You are correct when you say that the (underlying) problems of our economy are not the result of too little govt spending, and Im quite sure that all MMTers would agree, however, at this point, with debt jubilee or forgiveness likely to be even less popular than a tax hike ( at least with the crowd who mostly drives policy), govt spending is the only other option along with tax cuts.

Now, the form this spending takes can be many things. A Job Guarantee like Bill and Warren advocate, a huge public infrastructure program or earlier age to collect SS benefits are a few things out there.

The Arthurian said...

[Hesitantly] Okay... Let's say the only option is to increase government spending and cut taxes.

I still say they should use the money to pay off private-sector debt.

If everybody suddenly had their debt cut in half, we'd have a lot more disposable income left over. It's the same principle as Mosler's plan to eliminate the payroll tax.

The 300+ million Americans who oppose the growth of government might go along with a government plan to pay down their debt, especially if this program expired when its task was done.

And I still say you can just print money and use it to pay off debt, because paying off debt destroys the money. So I think the Fed can do it, and Congress need not even get involved.

Greg said...

No disagreement from me regarding where the spending should be directed (at private debt reduction)

I'm not sure the fed can do it though. The fed, as I understand it, only gives out loans or swaps assets. They cannot issue debt free money, I dont think, that is a fiscal operation. I might be confused on this but I think Scott Fullwiler has dealt with that before.

The Arthurian said...
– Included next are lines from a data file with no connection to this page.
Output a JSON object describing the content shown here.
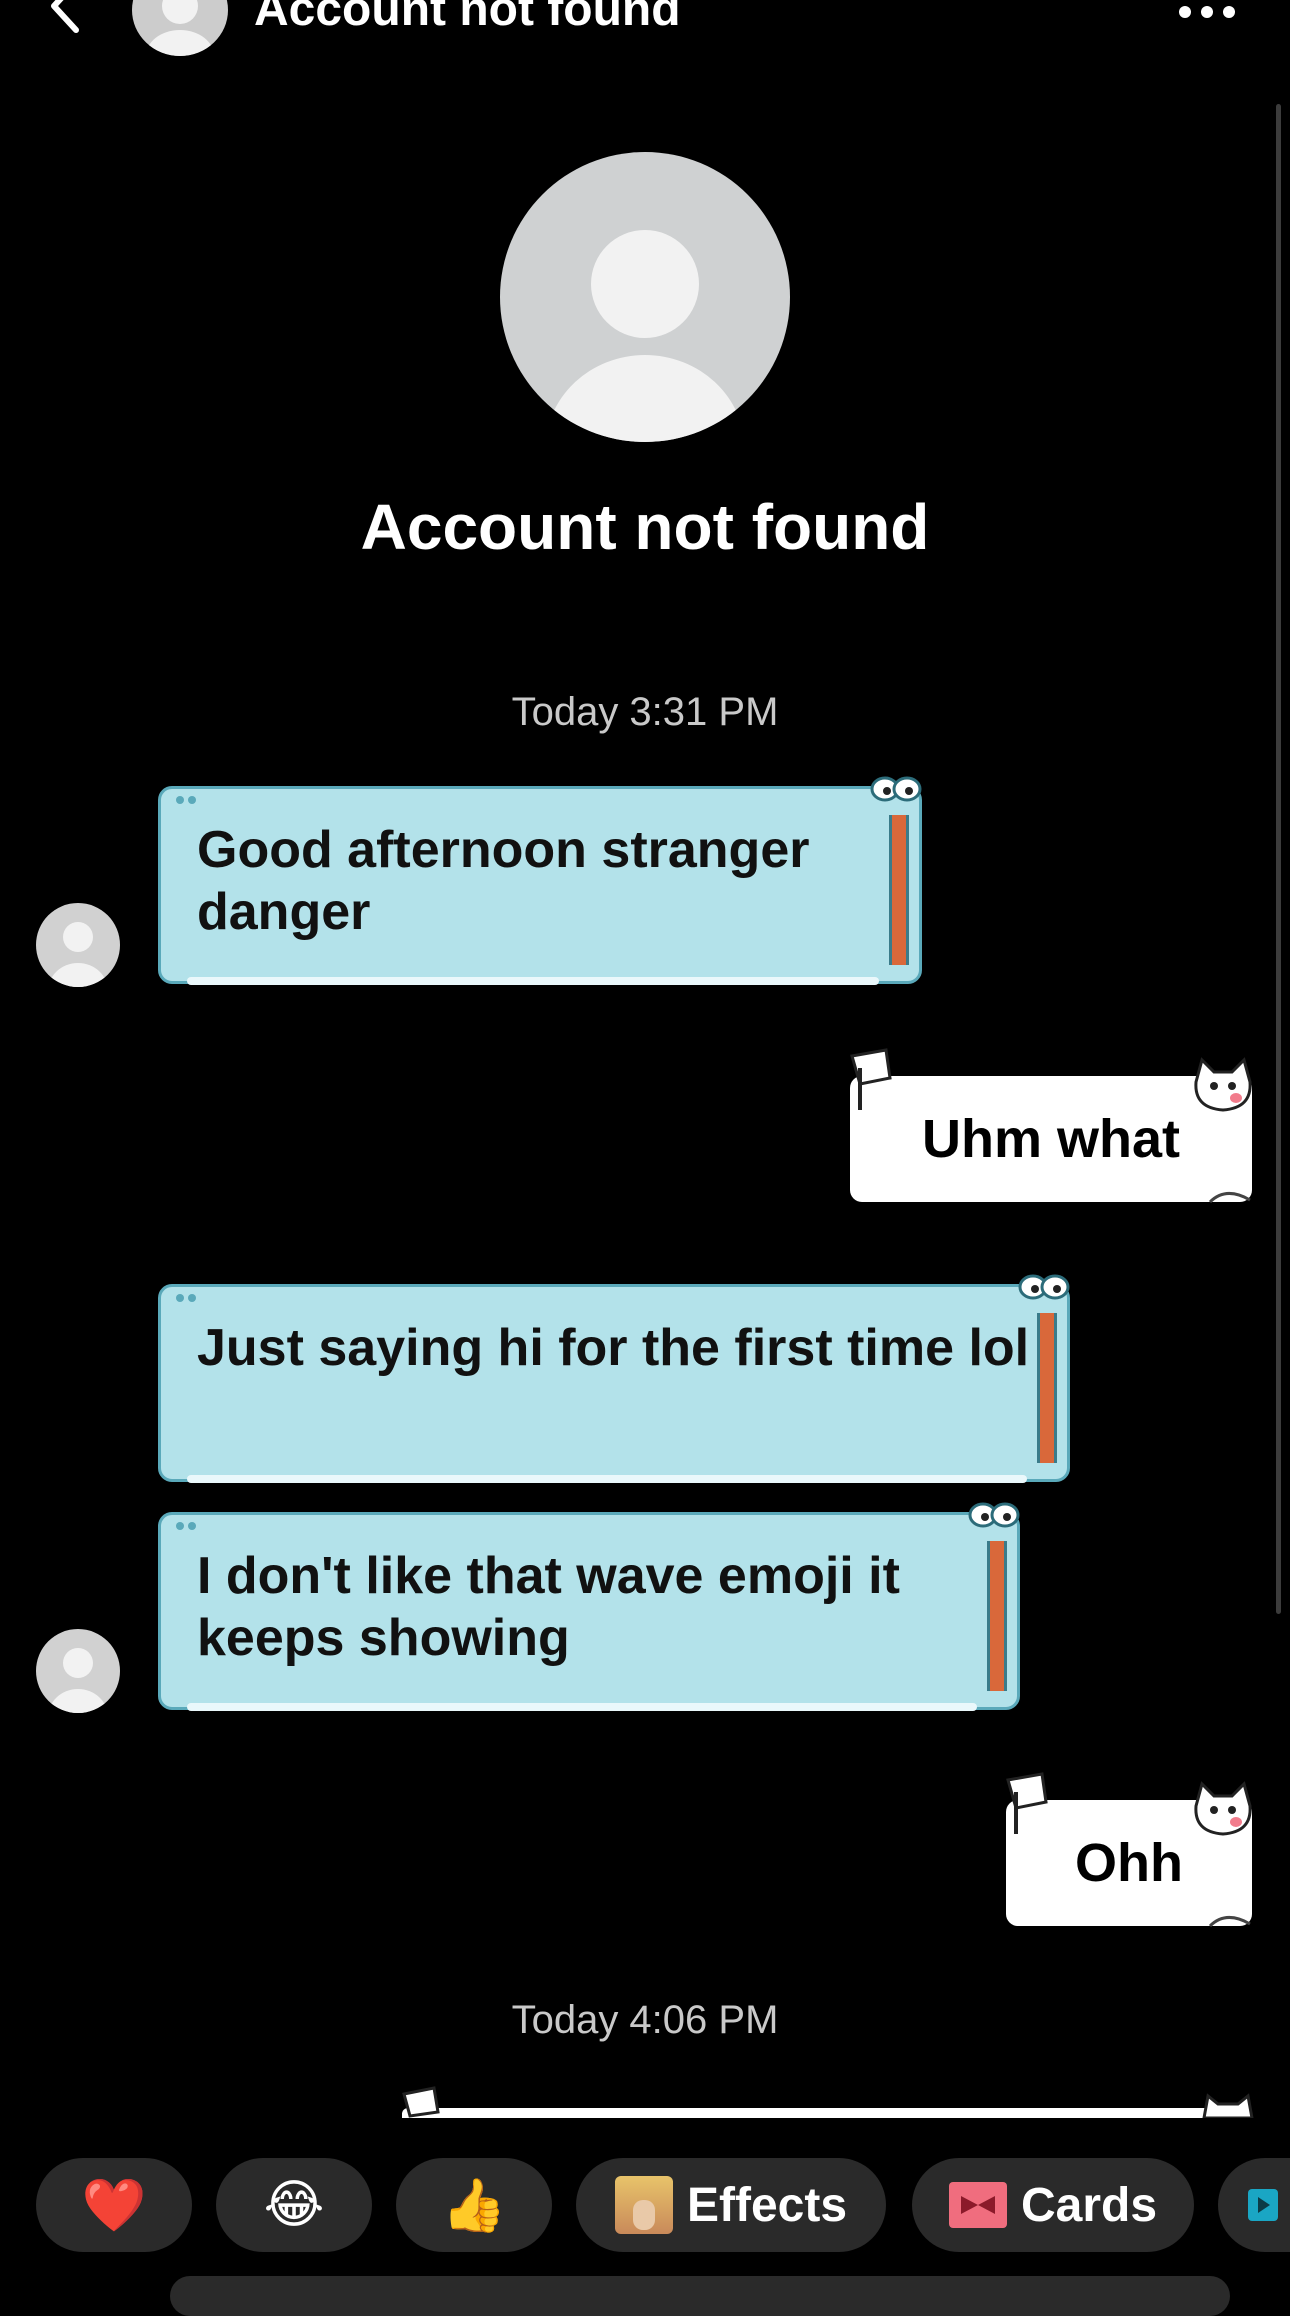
{
  "header": {
    "title": "Account not found"
  },
  "profile": {
    "name": "Account not found"
  },
  "timestamps": {
    "first": "Today 3:31 PM",
    "second": "Today 4:06 PM"
  },
  "messages": [
    {
      "direction": "received",
      "text": "Good afternoon stranger danger"
    },
    {
      "direction": "sent",
      "text": "Uhm what"
    },
    {
      "direction": "received",
      "text": "Just saying hi for the first time lol"
    },
    {
      "direction": "received",
      "text": "I don't like that wave emoji it keeps showing"
    },
    {
      "direction": "sent",
      "text": "Ohh"
    }
  ],
  "action_bar": {
    "reactions": [
      {
        "icon": "heart-icon",
        "glyph": "❤️"
      },
      {
        "icon": "laughing-crying-icon",
        "glyph": "😂"
      },
      {
        "icon": "thumbs-up-icon",
        "glyph": "👍"
      }
    ],
    "effects_label": "Effects",
    "cards_label": "Cards"
  },
  "colors": {
    "background": "#000000",
    "received_bubble": "#b3e2ea",
    "sent_bubble": "#ffffff",
    "chip_background": "#2a2a2a",
    "timestamp_text": "#c9c9c9"
  }
}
Yeah. Tschaff also said something like that a few months back, I believe, and it shut me up for a while. Still... In the Kucinich bill we find:

"(24) Reclaiming the power of the Federal Government to create money, and to spend or lend money into circulation as needed, eliminates the need to treat money as a Federal liability or to pay interest charges on the Nation’s money supply to financial institutions..."

So all that's needed is a little Congressional approval for the Fed to fix past mistakes. Congress wouldn't have to approve any "spending" so they would be off the hook. And if the money that gets printed is destroyed by paying off debt, then the whole thing is copacetic.

Not sure, but the Kucinich excerpt sounds a lot like MMT to me.

Greg said...

Mosler had a dissection of Kucinichs proposal a few weeks back. He said it was a step in the right direction (parts of it anyway) but still not MMT. I'll see if I can find it and link to it for you.

He had a more recent post about coin minting that I think addresses what you are talking about here. He is talking about ways to get around the debt ceiling and it doesnt use the central bank but the "mint" (which I think is an arm of the treasury)

The Arthurian said...

Oh, I see Mosler's post on the debt ceiling. Interesting.